GOP Shouldn’t Just Accept Senate Victory

Member Group : Jerry Shenk

Republicans will win a U.S. Senate majority this November, but, lacking a strategy other than "not them," the GOP may miss a larger opportunity.
Presently holding 45 of 100, Republicans need six additional seats to win a Senate majority. Because Democrats have all but conceded current Democratic seats in Montana, South Dakota and West Virginia, the GOP "floor" is 48 Senate seats.

Real Clear Politics lists Democratic seats in Alaska, Arkansas, Colorado, Iowa, Louisiana, Michigan and North Carolina as "toss-ups." In none of those states has the incumbent polled at or close to 50 percent, a very bad sign for Democrats. In mid-term elections, undecided votes usually break to out-party challengers.

If Republicans run the table on toss-ups , they’ll seat 55 senators in January.

Polling averages suggest that the GOP will take 52 Senate seats. Nate Silver’s blog predicts a Republican majority. The New York Times "Upshot" model put Republican odds at 65 percent.

Republican Senate control could encourage some party-switching.

From the Washington Post: "(Maine’s Independent) Angus King suggests he may caucus with (the) GOP if they retake the (S)enate." Red-state West Virginia Democrat Joe Manchin might be similarly inspired.

The prospect of influential Senate committee appointments focuses political calculus (See: Specter, Arlen).

The GOP establishment got the "electable" candidates it wanted but has taken a relatively passive approach to Senate campaigns in the apparent belief that the president’s unpopularity, inept domestic and foreign policies, a stagnant economy and years of Democratic overreach will deliver a majority.
They’re probably right, but, through passivity, the GOP may miss a larger Senate majority than Democrats’ political malfeasance can deliver.
"Not them" is an advantage, but Republicans haven’t articulated what a GOP Senate would do differently.

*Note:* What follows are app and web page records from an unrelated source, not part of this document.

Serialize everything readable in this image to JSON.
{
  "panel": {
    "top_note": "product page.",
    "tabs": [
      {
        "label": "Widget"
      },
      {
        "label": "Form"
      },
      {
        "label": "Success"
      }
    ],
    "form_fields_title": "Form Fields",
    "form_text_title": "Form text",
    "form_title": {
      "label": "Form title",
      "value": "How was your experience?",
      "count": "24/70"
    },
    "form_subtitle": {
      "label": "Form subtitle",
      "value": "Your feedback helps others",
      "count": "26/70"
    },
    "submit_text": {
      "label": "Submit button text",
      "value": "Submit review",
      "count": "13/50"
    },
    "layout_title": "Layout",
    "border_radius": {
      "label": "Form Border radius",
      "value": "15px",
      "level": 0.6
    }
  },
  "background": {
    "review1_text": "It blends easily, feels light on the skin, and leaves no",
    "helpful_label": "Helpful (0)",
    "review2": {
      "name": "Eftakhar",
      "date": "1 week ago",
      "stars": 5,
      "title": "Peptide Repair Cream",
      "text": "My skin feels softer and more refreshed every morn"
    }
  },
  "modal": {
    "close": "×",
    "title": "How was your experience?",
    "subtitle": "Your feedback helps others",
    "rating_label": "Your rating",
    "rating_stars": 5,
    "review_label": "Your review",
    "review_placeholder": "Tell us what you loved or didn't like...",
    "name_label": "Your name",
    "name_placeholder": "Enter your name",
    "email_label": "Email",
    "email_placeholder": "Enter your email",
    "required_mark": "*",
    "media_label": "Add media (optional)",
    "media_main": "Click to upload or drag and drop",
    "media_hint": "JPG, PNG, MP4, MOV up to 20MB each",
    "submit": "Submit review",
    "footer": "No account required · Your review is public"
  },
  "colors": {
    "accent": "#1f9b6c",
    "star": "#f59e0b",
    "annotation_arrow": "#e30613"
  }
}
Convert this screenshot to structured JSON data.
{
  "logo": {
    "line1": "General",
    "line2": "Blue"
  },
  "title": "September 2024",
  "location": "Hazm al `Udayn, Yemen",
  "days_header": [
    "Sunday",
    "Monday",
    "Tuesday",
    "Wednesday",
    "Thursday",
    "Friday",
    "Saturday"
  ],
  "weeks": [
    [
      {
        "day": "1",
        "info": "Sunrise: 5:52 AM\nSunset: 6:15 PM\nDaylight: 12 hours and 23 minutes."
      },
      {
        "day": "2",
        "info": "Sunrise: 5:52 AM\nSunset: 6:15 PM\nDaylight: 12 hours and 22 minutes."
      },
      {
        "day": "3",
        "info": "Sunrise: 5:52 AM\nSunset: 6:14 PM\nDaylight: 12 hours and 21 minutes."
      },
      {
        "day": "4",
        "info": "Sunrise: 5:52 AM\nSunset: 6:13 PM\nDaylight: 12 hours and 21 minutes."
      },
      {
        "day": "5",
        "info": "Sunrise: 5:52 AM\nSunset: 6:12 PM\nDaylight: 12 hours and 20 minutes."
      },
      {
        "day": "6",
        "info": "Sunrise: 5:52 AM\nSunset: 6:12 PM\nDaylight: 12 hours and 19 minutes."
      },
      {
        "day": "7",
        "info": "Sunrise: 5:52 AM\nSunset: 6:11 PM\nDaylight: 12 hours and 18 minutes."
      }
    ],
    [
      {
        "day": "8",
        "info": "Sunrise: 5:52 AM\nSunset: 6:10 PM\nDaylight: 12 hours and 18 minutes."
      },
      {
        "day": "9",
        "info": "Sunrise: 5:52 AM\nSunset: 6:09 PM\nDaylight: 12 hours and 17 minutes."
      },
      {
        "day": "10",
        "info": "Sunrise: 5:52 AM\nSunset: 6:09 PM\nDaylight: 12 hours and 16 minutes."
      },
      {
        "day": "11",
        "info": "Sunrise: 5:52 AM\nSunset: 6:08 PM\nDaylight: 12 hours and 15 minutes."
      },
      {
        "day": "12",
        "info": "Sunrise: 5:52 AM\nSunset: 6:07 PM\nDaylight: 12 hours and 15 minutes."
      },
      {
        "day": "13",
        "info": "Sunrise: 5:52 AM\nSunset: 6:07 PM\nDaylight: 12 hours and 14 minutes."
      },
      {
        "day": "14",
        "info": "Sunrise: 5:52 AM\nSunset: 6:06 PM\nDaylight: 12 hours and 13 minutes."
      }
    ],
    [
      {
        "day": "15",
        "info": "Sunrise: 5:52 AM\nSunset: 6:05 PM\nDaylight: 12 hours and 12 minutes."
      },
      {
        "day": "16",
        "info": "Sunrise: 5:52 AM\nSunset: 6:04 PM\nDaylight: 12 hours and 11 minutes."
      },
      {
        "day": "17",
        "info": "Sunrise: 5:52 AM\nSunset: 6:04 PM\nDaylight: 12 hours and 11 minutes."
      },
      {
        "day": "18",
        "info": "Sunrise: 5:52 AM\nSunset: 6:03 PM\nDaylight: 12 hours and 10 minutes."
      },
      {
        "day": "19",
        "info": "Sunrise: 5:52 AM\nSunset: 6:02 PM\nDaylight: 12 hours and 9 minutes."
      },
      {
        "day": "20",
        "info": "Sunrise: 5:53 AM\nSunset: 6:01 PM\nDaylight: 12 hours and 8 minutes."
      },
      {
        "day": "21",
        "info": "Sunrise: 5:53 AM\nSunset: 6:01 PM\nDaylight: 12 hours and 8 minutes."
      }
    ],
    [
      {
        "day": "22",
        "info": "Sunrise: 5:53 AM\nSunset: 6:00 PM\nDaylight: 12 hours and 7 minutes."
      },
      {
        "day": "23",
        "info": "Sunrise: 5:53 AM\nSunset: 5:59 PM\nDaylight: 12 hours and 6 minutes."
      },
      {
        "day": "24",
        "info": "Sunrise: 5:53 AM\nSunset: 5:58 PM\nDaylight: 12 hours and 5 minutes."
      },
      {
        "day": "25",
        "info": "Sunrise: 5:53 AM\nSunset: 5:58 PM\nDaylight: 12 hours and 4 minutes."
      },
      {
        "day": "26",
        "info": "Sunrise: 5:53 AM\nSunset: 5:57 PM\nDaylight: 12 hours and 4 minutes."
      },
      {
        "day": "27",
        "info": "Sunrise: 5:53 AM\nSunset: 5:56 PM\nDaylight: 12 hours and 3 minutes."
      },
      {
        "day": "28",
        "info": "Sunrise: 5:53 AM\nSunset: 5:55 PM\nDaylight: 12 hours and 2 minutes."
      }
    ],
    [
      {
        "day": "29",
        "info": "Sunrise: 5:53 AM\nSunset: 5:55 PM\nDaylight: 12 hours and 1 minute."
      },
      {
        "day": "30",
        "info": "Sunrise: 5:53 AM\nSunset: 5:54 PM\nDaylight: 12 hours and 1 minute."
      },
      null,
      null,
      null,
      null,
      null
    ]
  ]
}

For openers, Republicans should make November a referendum on border security and amnesty.

And just running against Obamacare unsettles persuadable voters who fear losing new health coverage. Fiscal conservatives fear Republicans will settle for Obamacare-light.

There is no clearer example of governmental incompetence and political misprision than Obamacare, for which Senate Democrats facing re-election voted. It should be among 2014’s key issues.

Republicans avoid specifics because they have revealed no consolidated plan to reform or replace Obamacare. The GOP would benefit from an agreed-upon health plan to reassure voters that repeal and/or replacement would eliminate Obamacare’s unpopular features — the individual mandate, the exchanges, rationing, mandated "essential-benefits," new taxes — and replace them with comprehensive market-based benefits and choices that avoid the flaws of America’s old health care system.

Turnout is key in midterm elections. Well-constructed, easily understood incremental plans for immigration and regulatory reform, defense spending, tax code simplification and job growth would flesh out a robust strategy to energize the GOP’s base, attract and persuade fence-sitters and win an even larger Senate majority.

Disaffected voters will reward a confident, optimistic, growth-and-reform governing agenda.

Republicans need one for 2016.